At any stage of the claims procedure, workers’ compensation insurers are permitted to make a settlement offer. It may occur as soon as a few days after you file your claim or up to a year or more later. The extent of your injuries is a primary determinant of when the offer is made, however there are other considerations as well. The matter is closed if the settlement is accepted.
Keep reading to learn more about the potential to settle a workers’ compensation claim. If you require the help of an employment law attorney, contact PLBH at (800) 435-7542 for assistance.
How quickly do workers’ compensation claims close?
After an injury, workers’ compensation lawsuits might be resolved fairly rapidly. They may pay your claim within a few days in specific circumstances. This may occur if it is obvious how serious your injuries are and how much compensation you should receive. It might also occur if your employer’s insurance provider anticipates that you’ll accept a speedy settlement that undervalues your losses.
How much time may the settlement procedure require?

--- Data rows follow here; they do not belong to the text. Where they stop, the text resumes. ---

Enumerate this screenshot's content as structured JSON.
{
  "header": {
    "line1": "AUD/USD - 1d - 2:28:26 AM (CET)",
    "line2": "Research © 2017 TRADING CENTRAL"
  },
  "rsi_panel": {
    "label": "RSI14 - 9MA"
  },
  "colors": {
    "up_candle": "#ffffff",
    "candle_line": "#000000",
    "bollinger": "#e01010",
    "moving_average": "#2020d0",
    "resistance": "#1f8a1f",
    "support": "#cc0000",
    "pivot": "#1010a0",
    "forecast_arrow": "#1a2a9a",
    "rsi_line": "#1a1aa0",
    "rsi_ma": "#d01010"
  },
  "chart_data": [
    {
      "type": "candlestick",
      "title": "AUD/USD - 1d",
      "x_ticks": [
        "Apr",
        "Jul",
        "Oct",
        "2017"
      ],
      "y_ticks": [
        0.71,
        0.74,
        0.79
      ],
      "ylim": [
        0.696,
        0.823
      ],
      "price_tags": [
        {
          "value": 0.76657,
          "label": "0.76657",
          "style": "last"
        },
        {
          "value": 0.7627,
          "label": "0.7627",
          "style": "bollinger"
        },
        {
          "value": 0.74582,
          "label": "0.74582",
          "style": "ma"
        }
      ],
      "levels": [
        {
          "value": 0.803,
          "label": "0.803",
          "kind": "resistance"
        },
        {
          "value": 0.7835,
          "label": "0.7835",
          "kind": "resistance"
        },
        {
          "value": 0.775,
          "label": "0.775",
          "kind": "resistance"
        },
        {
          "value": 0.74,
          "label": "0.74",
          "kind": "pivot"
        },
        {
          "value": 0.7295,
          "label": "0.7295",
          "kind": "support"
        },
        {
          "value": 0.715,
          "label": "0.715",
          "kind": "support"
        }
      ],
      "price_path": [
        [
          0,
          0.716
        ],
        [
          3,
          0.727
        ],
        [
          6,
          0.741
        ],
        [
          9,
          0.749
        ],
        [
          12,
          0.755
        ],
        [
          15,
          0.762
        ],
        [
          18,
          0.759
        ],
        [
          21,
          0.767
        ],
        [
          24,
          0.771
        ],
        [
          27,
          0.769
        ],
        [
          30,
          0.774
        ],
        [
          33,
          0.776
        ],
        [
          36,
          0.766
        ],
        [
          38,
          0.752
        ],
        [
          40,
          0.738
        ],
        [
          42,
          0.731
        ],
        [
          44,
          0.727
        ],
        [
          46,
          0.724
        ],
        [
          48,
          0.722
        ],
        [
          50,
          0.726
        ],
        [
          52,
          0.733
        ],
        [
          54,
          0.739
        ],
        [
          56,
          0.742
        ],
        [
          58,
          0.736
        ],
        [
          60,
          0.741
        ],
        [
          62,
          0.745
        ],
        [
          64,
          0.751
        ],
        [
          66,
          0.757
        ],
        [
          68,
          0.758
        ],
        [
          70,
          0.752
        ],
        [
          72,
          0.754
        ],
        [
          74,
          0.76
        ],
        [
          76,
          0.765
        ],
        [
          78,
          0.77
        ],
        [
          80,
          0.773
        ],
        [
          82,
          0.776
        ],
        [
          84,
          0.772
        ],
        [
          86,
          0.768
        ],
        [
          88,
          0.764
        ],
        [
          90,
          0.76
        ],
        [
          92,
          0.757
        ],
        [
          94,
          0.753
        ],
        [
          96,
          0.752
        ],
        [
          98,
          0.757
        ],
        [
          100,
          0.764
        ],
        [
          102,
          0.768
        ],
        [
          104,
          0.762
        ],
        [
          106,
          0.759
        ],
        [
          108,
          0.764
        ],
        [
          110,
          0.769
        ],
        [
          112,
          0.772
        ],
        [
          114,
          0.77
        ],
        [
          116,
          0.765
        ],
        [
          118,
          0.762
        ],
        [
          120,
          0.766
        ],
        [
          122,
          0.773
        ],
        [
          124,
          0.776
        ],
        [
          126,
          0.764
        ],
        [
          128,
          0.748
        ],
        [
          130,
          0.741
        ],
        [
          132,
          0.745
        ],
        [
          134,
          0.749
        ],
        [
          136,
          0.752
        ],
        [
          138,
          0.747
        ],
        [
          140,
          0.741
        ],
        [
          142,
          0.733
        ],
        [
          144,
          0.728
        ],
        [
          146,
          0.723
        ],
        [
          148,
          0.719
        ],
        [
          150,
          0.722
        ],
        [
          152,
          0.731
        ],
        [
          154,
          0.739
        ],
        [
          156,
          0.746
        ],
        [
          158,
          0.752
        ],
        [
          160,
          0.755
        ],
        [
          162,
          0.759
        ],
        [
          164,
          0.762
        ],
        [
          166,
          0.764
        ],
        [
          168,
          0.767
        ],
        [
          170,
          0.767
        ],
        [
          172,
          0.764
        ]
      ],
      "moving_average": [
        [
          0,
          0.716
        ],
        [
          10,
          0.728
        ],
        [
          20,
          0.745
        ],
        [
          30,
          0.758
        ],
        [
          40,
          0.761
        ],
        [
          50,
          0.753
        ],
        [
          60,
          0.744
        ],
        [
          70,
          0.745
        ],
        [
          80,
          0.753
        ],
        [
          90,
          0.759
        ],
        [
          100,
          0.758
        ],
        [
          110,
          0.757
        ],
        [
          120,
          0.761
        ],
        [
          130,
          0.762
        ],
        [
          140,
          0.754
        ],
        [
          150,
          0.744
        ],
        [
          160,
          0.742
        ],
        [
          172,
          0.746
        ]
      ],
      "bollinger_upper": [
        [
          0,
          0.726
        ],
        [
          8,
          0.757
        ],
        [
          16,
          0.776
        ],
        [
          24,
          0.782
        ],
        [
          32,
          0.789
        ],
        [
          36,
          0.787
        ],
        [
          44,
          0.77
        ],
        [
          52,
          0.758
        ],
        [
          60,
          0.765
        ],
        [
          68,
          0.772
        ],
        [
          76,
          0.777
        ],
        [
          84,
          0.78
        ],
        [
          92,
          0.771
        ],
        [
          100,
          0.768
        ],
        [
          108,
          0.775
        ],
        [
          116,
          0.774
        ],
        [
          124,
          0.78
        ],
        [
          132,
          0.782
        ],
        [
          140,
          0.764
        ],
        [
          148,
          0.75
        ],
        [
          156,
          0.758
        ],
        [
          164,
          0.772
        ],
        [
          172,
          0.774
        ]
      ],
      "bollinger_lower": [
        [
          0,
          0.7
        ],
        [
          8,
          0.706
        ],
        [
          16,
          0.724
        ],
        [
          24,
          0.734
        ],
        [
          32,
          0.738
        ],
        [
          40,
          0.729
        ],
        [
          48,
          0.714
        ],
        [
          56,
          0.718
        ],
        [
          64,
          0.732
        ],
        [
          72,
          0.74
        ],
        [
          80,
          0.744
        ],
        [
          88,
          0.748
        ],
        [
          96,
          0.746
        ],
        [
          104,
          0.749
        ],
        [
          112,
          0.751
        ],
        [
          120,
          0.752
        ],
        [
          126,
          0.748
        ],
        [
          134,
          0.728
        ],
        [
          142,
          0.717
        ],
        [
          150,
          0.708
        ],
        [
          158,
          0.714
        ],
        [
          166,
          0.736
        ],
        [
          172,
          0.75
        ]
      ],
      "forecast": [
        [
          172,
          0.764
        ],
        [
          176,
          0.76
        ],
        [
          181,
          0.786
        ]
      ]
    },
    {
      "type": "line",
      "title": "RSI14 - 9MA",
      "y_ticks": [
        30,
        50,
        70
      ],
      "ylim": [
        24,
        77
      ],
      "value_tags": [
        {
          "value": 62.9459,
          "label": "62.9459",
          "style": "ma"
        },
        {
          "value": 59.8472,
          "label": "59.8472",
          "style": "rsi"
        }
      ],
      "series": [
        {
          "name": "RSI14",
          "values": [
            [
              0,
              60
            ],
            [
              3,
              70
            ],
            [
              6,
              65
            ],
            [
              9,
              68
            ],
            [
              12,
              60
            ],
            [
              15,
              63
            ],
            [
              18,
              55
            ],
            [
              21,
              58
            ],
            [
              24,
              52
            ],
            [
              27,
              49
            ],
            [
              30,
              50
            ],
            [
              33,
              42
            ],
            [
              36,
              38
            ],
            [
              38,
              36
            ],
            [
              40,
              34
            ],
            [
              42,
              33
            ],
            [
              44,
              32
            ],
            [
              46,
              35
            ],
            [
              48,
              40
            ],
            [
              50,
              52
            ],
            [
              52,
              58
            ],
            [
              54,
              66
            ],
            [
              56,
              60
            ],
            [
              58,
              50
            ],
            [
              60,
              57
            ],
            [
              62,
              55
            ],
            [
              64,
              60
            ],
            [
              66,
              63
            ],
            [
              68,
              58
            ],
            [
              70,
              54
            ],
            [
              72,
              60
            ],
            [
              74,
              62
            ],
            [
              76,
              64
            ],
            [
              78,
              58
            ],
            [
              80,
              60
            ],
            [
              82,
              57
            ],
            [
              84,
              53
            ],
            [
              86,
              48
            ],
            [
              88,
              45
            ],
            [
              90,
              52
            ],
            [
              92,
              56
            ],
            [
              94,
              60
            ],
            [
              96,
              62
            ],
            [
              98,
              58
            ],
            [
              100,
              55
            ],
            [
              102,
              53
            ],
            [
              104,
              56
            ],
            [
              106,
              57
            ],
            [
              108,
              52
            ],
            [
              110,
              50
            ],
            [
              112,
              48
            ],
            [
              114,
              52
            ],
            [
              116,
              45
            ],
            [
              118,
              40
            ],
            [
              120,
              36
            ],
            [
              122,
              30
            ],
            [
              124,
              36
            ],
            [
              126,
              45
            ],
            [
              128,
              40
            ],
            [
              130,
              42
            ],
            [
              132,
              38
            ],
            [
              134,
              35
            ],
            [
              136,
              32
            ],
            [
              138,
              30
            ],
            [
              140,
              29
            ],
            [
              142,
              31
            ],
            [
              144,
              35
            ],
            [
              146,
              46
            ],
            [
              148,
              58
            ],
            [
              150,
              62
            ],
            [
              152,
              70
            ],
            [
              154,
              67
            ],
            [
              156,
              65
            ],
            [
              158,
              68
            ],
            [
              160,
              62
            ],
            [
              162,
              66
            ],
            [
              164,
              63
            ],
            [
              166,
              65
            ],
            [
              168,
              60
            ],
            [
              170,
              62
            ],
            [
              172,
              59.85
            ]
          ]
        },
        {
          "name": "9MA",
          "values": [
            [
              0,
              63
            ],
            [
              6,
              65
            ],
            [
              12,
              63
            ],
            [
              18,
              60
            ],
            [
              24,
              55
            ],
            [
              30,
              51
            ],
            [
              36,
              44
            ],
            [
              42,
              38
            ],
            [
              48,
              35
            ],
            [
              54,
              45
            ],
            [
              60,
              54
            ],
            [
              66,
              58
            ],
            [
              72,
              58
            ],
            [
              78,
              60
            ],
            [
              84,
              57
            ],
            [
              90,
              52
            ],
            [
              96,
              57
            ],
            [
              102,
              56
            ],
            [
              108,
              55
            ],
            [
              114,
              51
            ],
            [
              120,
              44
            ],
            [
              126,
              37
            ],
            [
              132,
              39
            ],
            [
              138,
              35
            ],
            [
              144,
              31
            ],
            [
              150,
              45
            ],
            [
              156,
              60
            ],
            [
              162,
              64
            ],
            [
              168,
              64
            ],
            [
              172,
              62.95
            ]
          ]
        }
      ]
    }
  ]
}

Workers’ compensation insurance providers occasionally wait nearly a year before making a settlement offer. They may do this occasionally if they are unsure of how much your future medical expenditures may cost. If you have not yet attained maximum medical improvement (MMI), this may occur. Other times, they’ll do this because they believe that if they wait long enough to put financial pressure on you to settle, you’ll be willing to take a lower offer.
On rare occasions, insurers might not even present a settlement offer. Most frequently, this occurs when the insurance company rejects the workers’ compensation claim. The insurance company may decline to pay the claim if you challenge the denial in the hopes that their decision will be maintained on appeal.
What elements can alter the time frame for workers’ compensation settlements?
The timeframe for worker’s compensation settlements can be impacted by a variety of variables. Two of the most crucial are the parties’ willingness to reach a settlement and the existence of factual disagreements over the events that occurred or your injuries.
Willingness to make concessions
The settlement process will move more quickly if the parties are willing to make concessions. Some workers’ compensation insurance providers are reputed to battle tooth and nail to defend their profit line. Unfortunately, because these insurers typically offer lower premiums, many employers are drawn to them. These insurers’ settlement offers for workers’ compensation cases are too low, which may cause the litigation to take longer. They might even agree to postpone the case in order to put more financial pressure on you to accept a low settlement.
If you agree to settle for less than you may be entitled to, the process can go along more quickly. There’s a chance that not all of your losses may be compensated. You will, however, get that payment more rapidly.
Disagreements over the case’s facts
A workers’ compensation case can take longer if there are any factual issues. The two main categories of factual disagreements in a workers’ compensation claim are the legitimacy of the claim denial and the amount of damages you are entitled to for your injuries.
Workers’ compensation does not always cover job injuries. These injuries’ compensation claims may not be covered by insurance. Injuries among them include those that were self-inflicted, received while committing a crime, brought on by drug or alcohol usage, or occurred as a result of fighting, teasing, or roughhousing with another person.
The workers’ compensation insurance will infrequently make a settlement offer when it seems that your injuries are not covered. The case may take longer as a result of this. The case won’t go to settlement until proof is found to address this factual issue.
If you are having trouble getting your case closed out, contact PLBH at (800) 435-7542 to see if we might be able to help.